In addition, timing optimization is not a standalone task anymore. It needs to consider all the parameters such as clock period available, physical effects (interconnect delays, cross talk, variability), and clock skews across different corners and modes. Adding in excessive margins at different stages (such as data-path optimization before CTS, clock skew opt after CTS, variability optimization after CTS is completed, SI optimization after routing is done) is becoming inefficient at smaller nodes. EDA tools needs to model these effects right from the initial optimizations rather than relying on margins at different stages. For instance, instead of applying a single OCV number for the entire design, Mehetre said it’s better to use AOCV (local OCV), and all the IP vendors need to support AOCV models at smaller nodes. So instead of trying to achieve a global skew number, effort should be put in to utilize the useful skew and planning for the useful skew should be done from initial optimizations.

The impact of shrinking process nodes
While there was an era when interconnect delays were marginal with respect to cell delays, the situation seems to be reversing beginning at 28nm. Enhanced physical synthesis considering the clocking and modeling of the interconnect/cross-talk delays, variability is needed to replace added margins for these designs. Also, logical optimizations that consider variability and different corners needs to be part of the initial optimizations, Mehetre asserted.

As such, there needs to be change in the way clocks are used for such huge designs. Rather than looking at how to optimize timing and clocks for the effects, the approach should be how to minimize the impact of these effects during the architecture and RTL design phase itself. This is especially true if the clocks are to be shared or if they are interdependent, and during the logic design the goal should be to reduce interdependency.

Paul Cunningham, senior group director of R&D at Cadence agreed that smaller geometries are having an impact and that, by far, the biggest impact is on the wires rather than scaling of the transistors. “The transistors are getting smaller faster than the wires. We went from being all about the transistors to more about the overall wire capacitances and then at the very advanced nodes—28nm and below—we’re seeing it’s more and more about the resistances in the wires.”

All of these issues require engineering teams to rethink the algorithms, which has led to a clock concurrent optimization process, he said. “The underlying model in timing terms is, rather than thinking about a path in the design—I call them chains—where a chain would be a sequence of functions that span multiple register boundaries. Eventually these functions form some kind of a feedback loop and it’s that loop that really dictates the speed. In a traditional flow, if I’ve got a four-pipeline stage loop, my speed is driven by whichever of those four pipeline stages is the longest. In a clock concurrent world, I’m going to take the average of those four pipeline stages and that’s what drives the speed of my chip.”
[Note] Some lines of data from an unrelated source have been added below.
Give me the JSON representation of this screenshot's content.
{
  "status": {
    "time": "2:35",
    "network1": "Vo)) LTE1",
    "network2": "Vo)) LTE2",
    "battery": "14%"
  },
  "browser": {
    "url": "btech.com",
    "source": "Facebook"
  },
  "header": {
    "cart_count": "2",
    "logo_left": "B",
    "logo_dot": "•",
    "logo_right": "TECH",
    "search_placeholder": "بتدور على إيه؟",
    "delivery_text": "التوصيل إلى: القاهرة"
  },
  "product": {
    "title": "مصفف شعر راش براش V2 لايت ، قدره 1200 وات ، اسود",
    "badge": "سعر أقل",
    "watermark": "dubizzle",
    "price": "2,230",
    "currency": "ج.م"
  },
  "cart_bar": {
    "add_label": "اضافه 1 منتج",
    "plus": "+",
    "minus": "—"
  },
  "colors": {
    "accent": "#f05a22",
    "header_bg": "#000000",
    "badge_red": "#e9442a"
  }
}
Embracing that approach has required major changes to the tools themselves. “It’s a complete genetic rewrite in terms of the algorithm,” Cunningham asserted. “To the end user, it just looks like a new kind of next-generation step in the flow. So I’ve just rewritten step ‘n.’ What comes into step n, what goes out of step n is still the same but the actual result is now much better for power, performance and area. You are really optimizing the clock parts and the logic parts at the same time.”

Overall, boundaries are blurring throughout the entire optimization flow and the trend in the industry is towards the different optimization steps becoming more and more intimately linked so it’s a very, very smooth transition and possibly its a more fine-grained transition as you go from step n to step n+1 to step n+2. Twenty years ago they were really very distinct, isolated steps almost as if you were running different tools, he observed.

“It’s really the sum of all the steps—making the combination greater than the sum of its parts—that’s where the industry is focused these days,” Cunningham concluded.